Likewise, the geography is exotic but hazy: Greece is just “The Old Country” in one film; in another, Tarpon Springs is a short sail from Key West. The sea monsters, including a giant clam, were even more unlikely. The locations for the ‘undersea’ sequences were often freshwater Florida springs. Nothing is what it seems: a rare coelacanth swimming 150 feet deep off the coast of Madagascar is really a blowfin, a common springs fish, swimming 10 feet deep in Silver Springs.
The actors playing Greeks in these shows are blowfins pretending to be coelacanths, populating a wrongly imagined ‘Tarpon Springs’ in the Hollywood dreamscape.
12:30 pm ― Break
1:00 pm ― Tatyana Mikhailova, Russian State University for the Humanities, Moscow: “Exagoge” of Ezekiel: the Unique Specimen of Hellenistic Tragedy.
The tragedy entitled “Exagoge,”by the author named Ezekiel, retells the Biblical story of Moses.
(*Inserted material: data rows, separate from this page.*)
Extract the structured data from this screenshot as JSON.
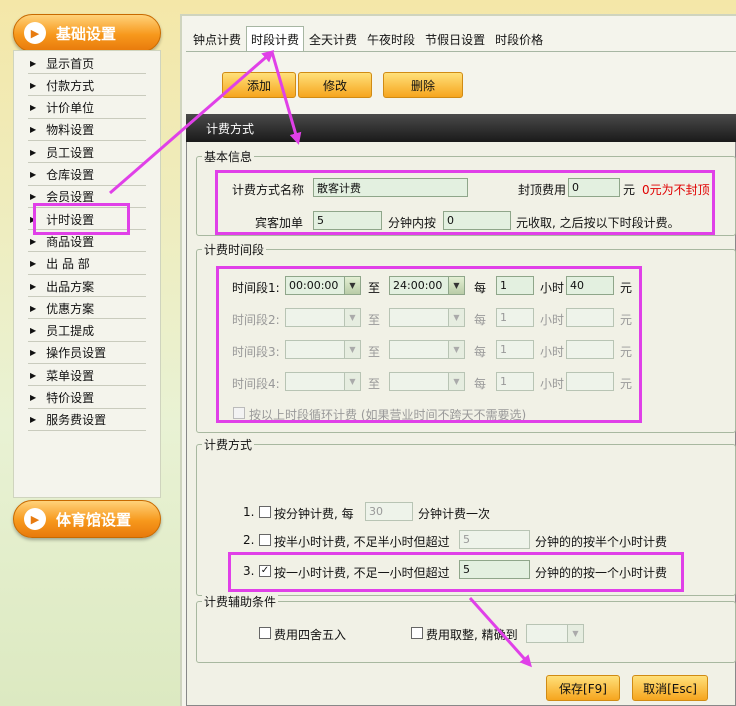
{
  "sidebar": {
    "header_top": "基础设置",
    "header_bottom": "体育馆设置",
    "items": [
      "显示首页",
      "付款方式",
      "计价单位",
      "物料设置",
      "员工设置",
      "仓库设置",
      "会员设置",
      "计时设置",
      "商品设置",
      "出 品 部",
      "出品方案",
      "优惠方案",
      "员工提成",
      "操作员设置",
      "菜单设置",
      "特价设置",
      "服务费设置"
    ]
  },
  "tabs": [
    "钟点计费",
    "时段计费",
    "全天计费",
    "午夜时段",
    "节假日设置",
    "时段价格"
  ],
  "active_tab": "时段计费",
  "toolbar": {
    "add": "添加",
    "edit": "修改",
    "delete": "删除"
  },
  "dialog": {
    "title": "计费方式",
    "basic": {
      "legend": "基本信息",
      "name_label": "计费方式名称",
      "name_value": "散客计费",
      "cap_label": "封顶费用",
      "cap_value": "0",
      "cap_unit": "元",
      "cap_note": "0元为不封顶",
      "guest_label": "宾客加单",
      "guest_value": "5",
      "within_label": "分钟内按",
      "within_value": "0",
      "after_label": "元收取, 之后按以下时段计费。"
    },
    "periods": {
      "legend": "计费时间段",
      "rows": [
        {
          "label": "时间段1:",
          "start": "00:00:00",
          "to": "至",
          "end": "24:00:00",
          "every": "每",
          "hours": "1",
          "hour_unit": "小时",
          "price": "40",
          "yuan": "元"
        },
        {
          "label": "时间段2:",
          "start": "",
          "to": "至",
          "end": "",
          "every": "每",
          "hours": "1",
          "hour_unit": "小时",
          "price": "",
          "yuan": "元"
        },
        {
          "label": "时间段3:",
          "start": "",
          "to": "至",
          "end": "",
          "every": "每",
          "hours": "1",
          "hour_unit": "小时",
          "price": "",
          "yuan": "元"
        },
        {
          "label": "时间段4:",
          "start": "",
          "to": "至",
          "end": "",
          "every": "每",
          "hours": "1",
          "hour_unit": "小时",
          "price": "",
          "yuan": "元"
        }
      ],
      "loop_label": "按以上时段循环计费 (如果营业时间不跨天不需要选)"
    },
    "method": {
      "legend": "计费方式",
      "opt1_num": "1.",
      "opt1_a": "按分钟计费, 每",
      "opt1_value": "30",
      "opt1_b": "分钟计费一次",
      "opt2_num": "2.",
      "opt2_a": "按半小时计费, 不足半小时但超过",
      "opt2_value": "5",
      "opt2_b": "分钟的的按半个小时计费",
      "opt3_num": "3.",
      "opt3_a": "按一小时计费, 不足一小时但超过",
      "opt3_value": "5",
      "opt3_b": "分钟的的按一个小时计费"
    },
    "aux": {
      "legend": "计费辅助条件",
      "round_label": "费用四舍五入",
      "trunc_label": "费用取整, 精确到",
      "trunc_value": ""
    },
    "save": "保存[F9]",
    "cancel": "取消[Esc]"
  },
  "colors": {
    "highlight": "#e040e8",
    "accent": "#f7981c",
    "note_red": "#e00000"
  }
}
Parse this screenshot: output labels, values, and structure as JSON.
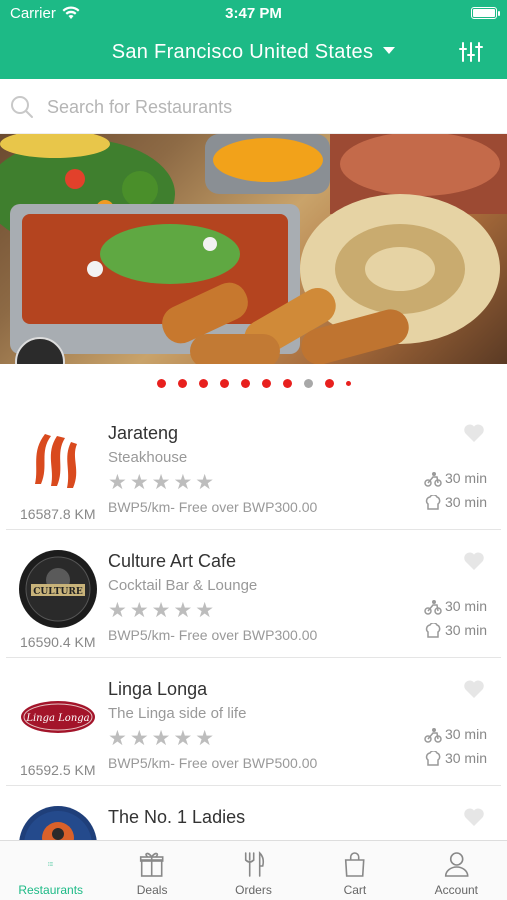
{
  "status_bar": {
    "carrier": "Carrier",
    "time": "3:47 PM"
  },
  "header": {
    "location": "San Francisco United States"
  },
  "search": {
    "placeholder": "Search for Restaurants"
  },
  "carousel": {
    "total": 10,
    "active_index": 7
  },
  "restaurants": [
    {
      "name": "Jarateng",
      "cuisine": "Steakhouse",
      "rating": "★★★★★",
      "fee": "BWP5/km- Free over BWP300.00",
      "distance": "16587.8 KM",
      "delivery_time": "30 min",
      "prep_time": "30 min"
    },
    {
      "name": "Culture Art Cafe",
      "cuisine": "Cocktail Bar & Lounge",
      "rating": "★★★★★",
      "fee": "BWP5/km- Free over BWP300.00",
      "distance": "16590.4 KM",
      "delivery_time": "30 min",
      "prep_time": "30 min"
    },
    {
      "name": "Linga Longa",
      "cuisine": "The Linga side of life",
      "rating": "★★★★★",
      "fee": "BWP5/km- Free over BWP500.00",
      "distance": "16592.5 KM",
      "delivery_time": "30 min",
      "prep_time": "30 min"
    },
    {
      "name": "The No. 1 Ladies",
      "cuisine": ""
    }
  ],
  "logo_text": {
    "culture": "CULTURE",
    "linga": "Linga Longa"
  },
  "tabs": [
    {
      "label": "Restaurants",
      "icon": "list-icon",
      "active": true
    },
    {
      "label": "Deals",
      "icon": "gift-icon"
    },
    {
      "label": "Orders",
      "icon": "utensils-icon"
    },
    {
      "label": "Cart",
      "icon": "bag-icon"
    },
    {
      "label": "Account",
      "icon": "person-icon"
    }
  ],
  "colors": {
    "brand": "#1dba86",
    "dot_active": "#e8201e",
    "dot_inactive": "#a8a8a8"
  }
}
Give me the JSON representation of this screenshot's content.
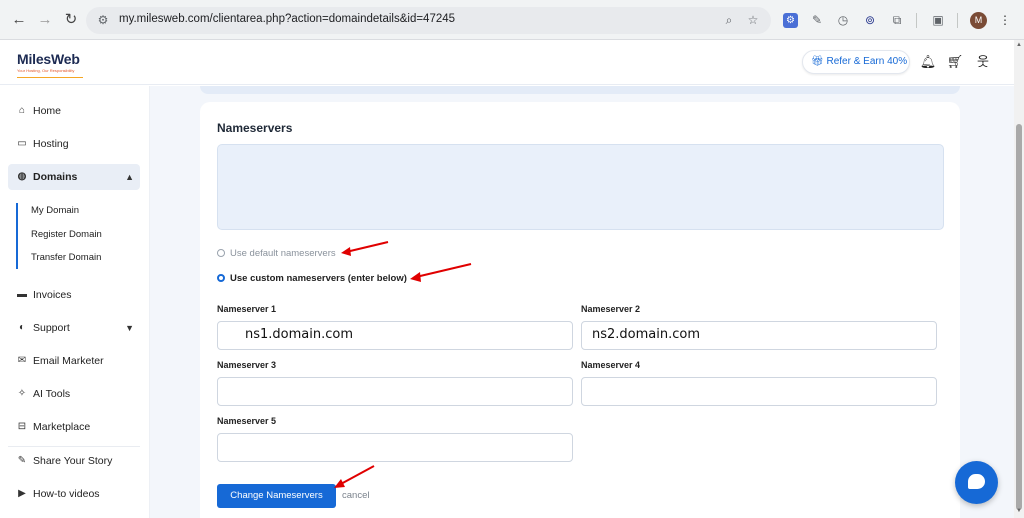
{
  "browser": {
    "url": "my.milesweb.com/clientarea.php?action=domaindetails&id=47245",
    "profile_initial": "M",
    "icons": [
      "back-icon",
      "forward-icon",
      "reload-icon",
      "site-settings-icon",
      "zoom-icon",
      "star-icon",
      "extension-icons",
      "profile-icon",
      "menu-icon"
    ]
  },
  "header": {
    "logo": "MilesWeb",
    "tagline": "Your Hosting, Our Responsibility",
    "refer_label": "Refer & Earn 40%"
  },
  "sidebar": {
    "items": [
      {
        "label": "Home",
        "icon": "home-icon"
      },
      {
        "label": "Hosting",
        "icon": "hosting-icon"
      },
      {
        "label": "Domains",
        "icon": "globe-icon"
      },
      {
        "label": "Invoices",
        "icon": "invoice-icon"
      },
      {
        "label": "Support",
        "icon": "support-icon"
      },
      {
        "label": "Email Marketer",
        "icon": "email-icon"
      },
      {
        "label": "AI Tools",
        "icon": "ai-icon"
      },
      {
        "label": "Marketplace",
        "icon": "marketplace-icon"
      },
      {
        "label": "Share Your Story",
        "icon": "edit-icon"
      },
      {
        "label": "How-to videos",
        "icon": "video-icon"
      }
    ],
    "domain_sub": [
      "My Domain",
      "Register Domain",
      "Transfer Domain"
    ]
  },
  "nameservers": {
    "title": "Nameservers",
    "option_default": "Use default nameservers",
    "option_custom": "Use custom nameservers (enter below)",
    "selected": "custom",
    "fields": [
      {
        "label": "Nameserver 1",
        "value": "ns1.domain.com"
      },
      {
        "label": "Nameserver 2",
        "value": "ns2.domain.com"
      },
      {
        "label": "Nameserver 3",
        "value": ""
      },
      {
        "label": "Nameserver 4",
        "value": ""
      },
      {
        "label": "Nameserver 5",
        "value": ""
      }
    ],
    "submit_label": "Change Nameservers",
    "cancel_label": "cancel"
  },
  "colors": {
    "accent": "#1669d6",
    "arrow": "#e00000",
    "logo_text": "#1d2b53"
  }
}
It is written in the form of a Greek tragedy, with obvious influences of Aeschylus and Euripides. An approximate dating of the text is II BCE. The work may be examined both as a development of classical Greek tragedy, and also as an isolated case of Hellenistic tragedy which is very little known to us due to the lack of evidence.
Because of the incompleteness of the play, and because of its existence within the frame of another literary work, there has been a lack of scholarly attention to “Exagoge.” However, the marginality of this text, located at the intersection of several traditions, makes it unique, and offers us the possibility of making further steps in the study of Judeo-Hellenistic literature, classical Greek tragedy, Hellenistic tragedy, “Jewish drama” and other extra-Biblical genres.
1:30 pm ― Dr. Hélène Jeannin, Orange Eco-Campus, Orange, France: Exoskeletons and Robots: Technology from Antiquity until Now.
Through reviewing several examples, this presentation focuses on technologies of Antiquity and their impacts on today’s culture. The name Talos, for instance, officially pays tribute to the first exoskeleton (robot) ever used as a means for defense. Hephaïstos (Vulcan) created Talos in his forge. This giant robot would circumnavigate the island of Crete several times per day at high speed, thus guaranteeing territorial security. Nowadays, researchers derive knowledge and inspiration for conceiving revamped weaponry from Talos in an attempt to improve effectiveness but also to open up new markets and application fields. Further to iconography and illustrations, Talos also inspired a video game with a Deluxe edition, and several Marvel super heroes.
2:30 – 4:00 ― SYMPOSIUM LUNCH in the Poseidon Poolside Dining Room
8:00 pm ― Special Presentation: Odysseus Returns
Location: Poseidon Conference Room
Odysseus Returns is the signature performance of musician and artist, Yannis Pantazis’ of La Ponta Symposium, Santorini. Odysseus Returns is comprised of ten original musical compositions, each featuring a different instrument. The performance recounts the journey of Odysseus, King of Ithaca, as he returns home from the Trojan War to reclaim his kingdom and free his people from their oppressors. The performance is theatrical in spirit, and is sporadically narrated in the original Greek.
9:00 pm ― FAREWELLS in the Poseidon Bar